But Romney, who regularly complains about ads by the president's campaign that he says are false and should be taken down, has also had multiple ads by his own campaign rated false by independent fact checkers, including recent attacks on welfare reform, which remain on the air.

The former Massachusetts governor also addressed his languid public campaign schedule of late, which has focused largely on fundraising and debate prep, by again blaming the president for disregarding federal campaign matching funds in 2008 and again this presidential cycle, forcing him to do the same.

"He’s doing it again this time, so to be competitive it means a lot more fundraising than I think I would like," Romney said. "I’d far rather be spending my time out in the key swing states campaigning, door-to-door if necessary, but in rallies and various meetings, but fundraising is a part of politics when you’re opponent decides not to live by the federal spending limits."

Finally, as Romney landed in Denver, where in just 10 days he will face off with President Obama in the first of three presidential debates, Romney attempted to shift expectations of an outright victory toward something more modest.

"I can’t tell you winning and losing. I mean, he’s president of the United States, he’s a very effective speaker. I hope I’ll be able to describe my positions in a way that is accurate and the people will make a choice as to which path they want to choose," Romney said.

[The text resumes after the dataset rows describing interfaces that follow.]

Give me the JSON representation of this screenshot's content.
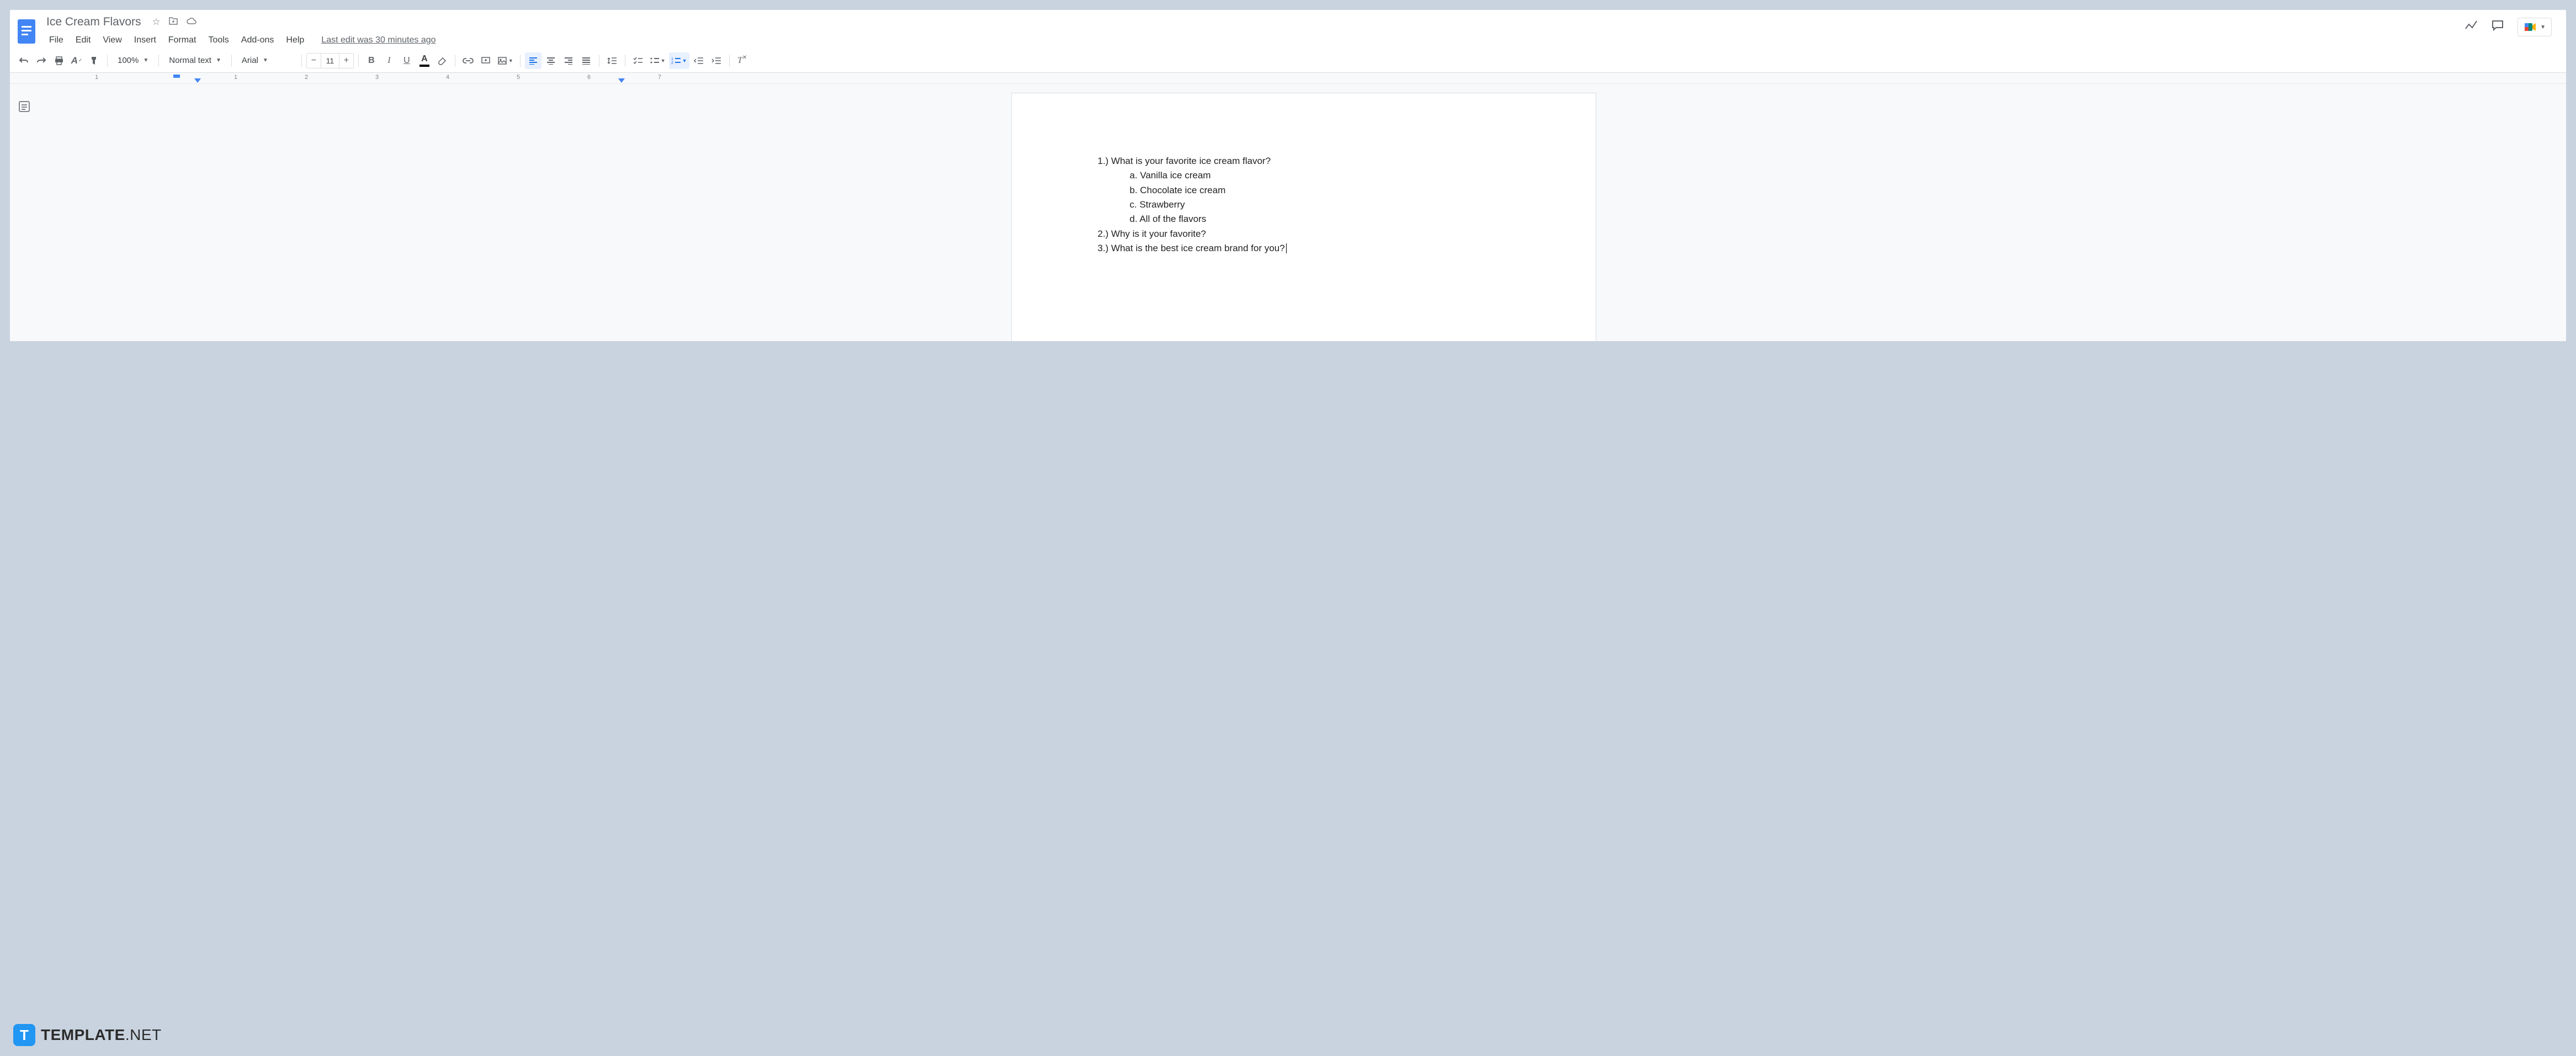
{
  "header": {
    "doc_title": "Ice Cream Flavors",
    "last_edit": "Last edit was 30 minutes ago"
  },
  "menu": {
    "file": "File",
    "edit": "Edit",
    "view": "View",
    "insert": "Insert",
    "format": "Format",
    "tools": "Tools",
    "addons": "Add-ons",
    "help": "Help"
  },
  "toolbar": {
    "zoom": "100%",
    "style": "Normal text",
    "font": "Arial",
    "font_size": "11"
  },
  "ruler": {
    "numbers": [
      "1",
      "1",
      "2",
      "3",
      "4",
      "5",
      "6",
      "7"
    ]
  },
  "document": {
    "q1": "1.)  What is your favorite ice cream flavor?",
    "q1a": "a.   Vanilla ice cream",
    "q1b": "b.   Chocolate ice cream",
    "q1c": "c.   Strawberry",
    "q1d": "d.   All of the flavors",
    "q2": "2.)  Why is it your favorite?",
    "q3": "3.)  What is the best ice cream brand for you?"
  },
  "watermark": {
    "logo_letter": "T",
    "bold": "TEMPLATE",
    "rest": ".NET"
  }
}
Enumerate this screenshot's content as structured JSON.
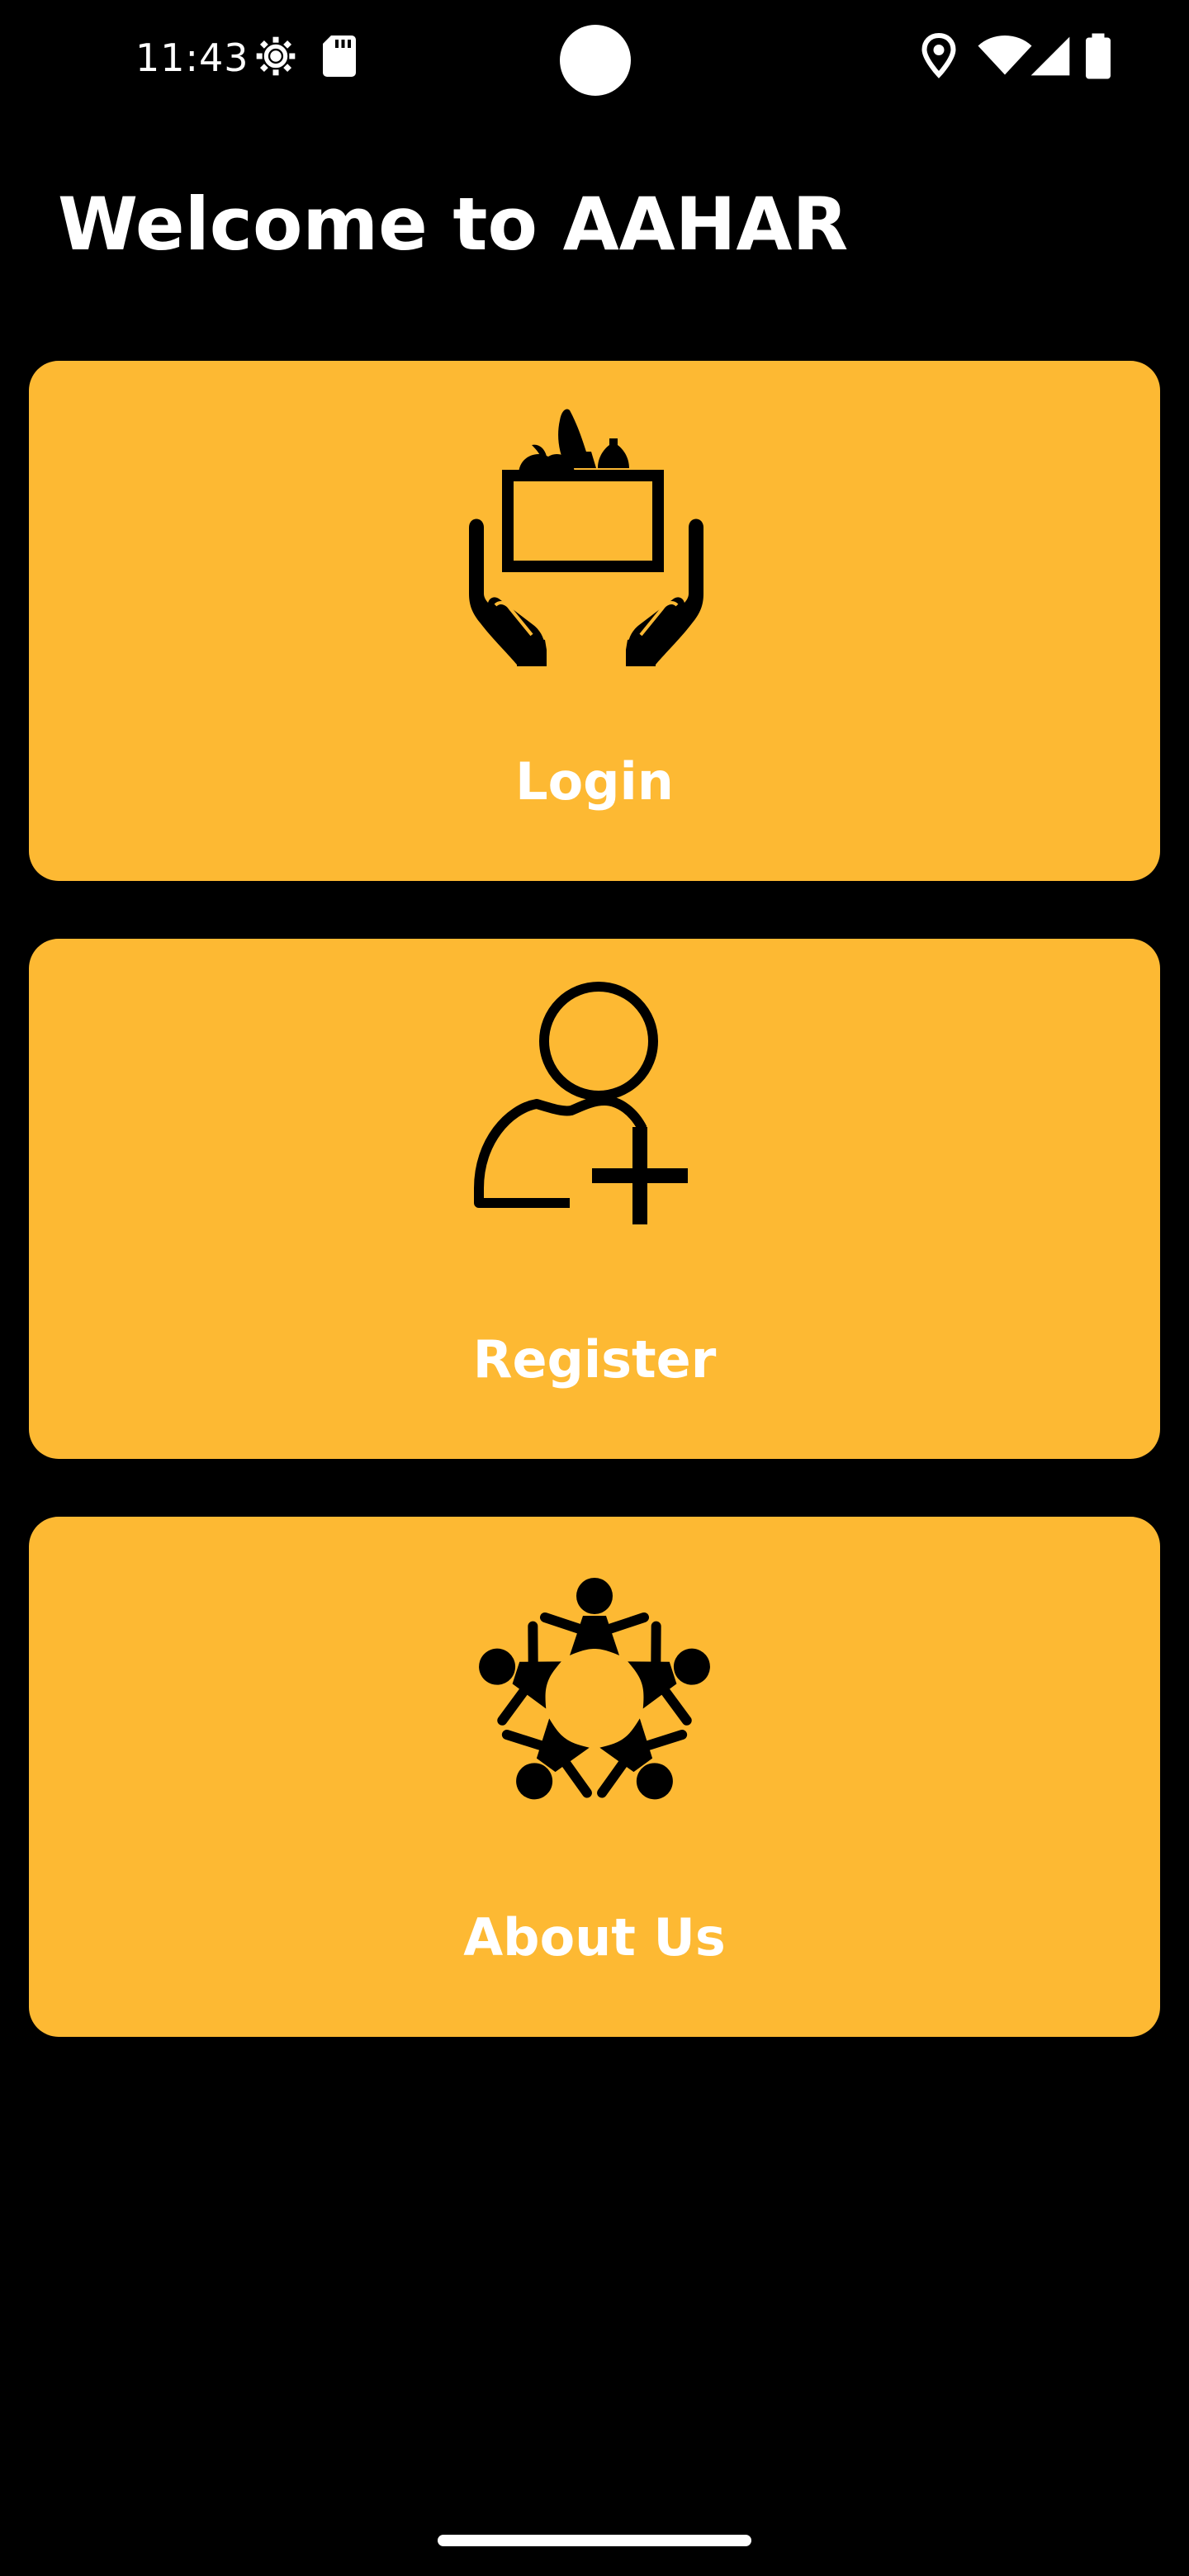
{
  "status_bar": {
    "time": "11:43",
    "icons_left": [
      "settings-gear-icon",
      "sd-card-icon"
    ],
    "icons_right": [
      "location-icon",
      "wifi-icon",
      "cell-signal-icon",
      "battery-icon"
    ]
  },
  "header": {
    "title": "Welcome to AAHAR"
  },
  "cards": [
    {
      "label": "Login",
      "icon": "food-donation-hands-icon"
    },
    {
      "label": "Register",
      "icon": "add-user-icon"
    },
    {
      "label": "About Us",
      "icon": "community-circle-icon"
    }
  ],
  "colors": {
    "background": "#000000",
    "card": "#fdb933",
    "icon": "#000000",
    "text": "#ffffff"
  }
}
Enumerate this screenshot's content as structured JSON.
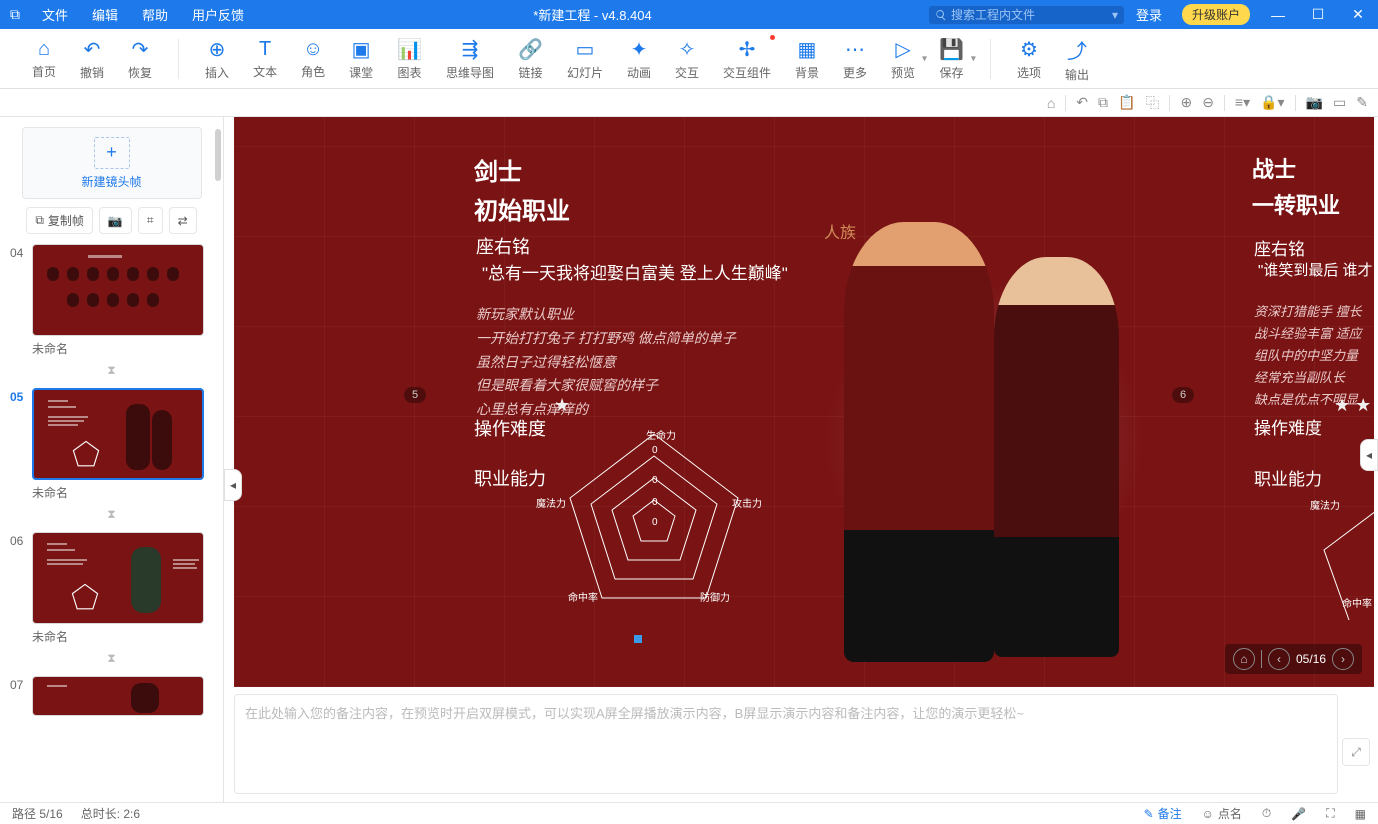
{
  "titlebar": {
    "menu": {
      "file": "文件",
      "edit": "编辑",
      "help": "帮助",
      "feedback": "用户反馈"
    },
    "title": "*新建工程 - v4.8.404",
    "search_placeholder": "搜索工程内文件",
    "login": "登录",
    "upgrade": "升级账户"
  },
  "toolbar": {
    "home": "首页",
    "undo": "撤销",
    "redo": "恢复",
    "insert": "插入",
    "text": "文本",
    "role": "角色",
    "classroom": "课堂",
    "chart": "图表",
    "mindmap": "思维导图",
    "link": "链接",
    "slides": "幻灯片",
    "anim": "动画",
    "interact": "交互",
    "component": "交互组件",
    "background": "背景",
    "more": "更多",
    "preview": "预览",
    "save": "保存",
    "options": "选项",
    "output": "输出"
  },
  "sidebar": {
    "new_frame": "新建镜头帧",
    "copy_frame": "复制帧",
    "frames": [
      {
        "num": "04",
        "name": "未命名"
      },
      {
        "num": "05",
        "name": "未命名"
      },
      {
        "num": "06",
        "name": "未命名"
      },
      {
        "num": "07",
        "name": ""
      }
    ]
  },
  "slide": {
    "left": {
      "cls": "剑士",
      "subcls": "初始职业",
      "motto_h": "座右铭",
      "motto_q": "\"总有一天我将迎娶白富美  登上人生巅峰\"",
      "desc1": "新玩家默认职业",
      "desc2": "一开始打打兔子  打打野鸡  做点简单的单子",
      "desc3": "虽然日子过得轻松惬意",
      "desc4": "但是眼看着大家很赋窖的样子",
      "desc5": "心里总有点痒痒的",
      "diff_h": "操作难度",
      "abil_h": "职业能力",
      "radar": {
        "hp": "生命力",
        "atk": "攻击力",
        "def": "防御力",
        "hit": "命中率",
        "mp": "魔法力",
        "v": "0"
      },
      "race": "人族"
    },
    "right": {
      "cls": "战士",
      "subcls": "一转职业",
      "motto_h": "座右铭",
      "motto_q": "\"谁笑到最后  谁才",
      "desc1": "资深打猎能手  擅长",
      "desc2": "战斗经验丰富 适应",
      "desc3": "组队中的中坚力量",
      "desc4": "经常充当副队长",
      "desc5": "缺点是优点不明显",
      "diff_h": "操作难度",
      "abil_h": "职业能力",
      "mp": "魔法力",
      "hit": "命中率"
    },
    "nav_prev": "5",
    "nav_next": "6",
    "page": "05/16"
  },
  "note": {
    "placeholder": "在此处输入您的备注内容，在预览时开启双屏模式，可以实现A屏全屏播放演示内容，B屏显示演示内容和备注内容，让您的演示更轻松~"
  },
  "status": {
    "path": "路径 5/16",
    "duration": "总时长: 2:6",
    "remarks": "备注",
    "roll": "点名"
  }
}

"I don't expect this to be a contest of who can say the cutest phrase, I think it's a contest of very different directions for the country," he added later.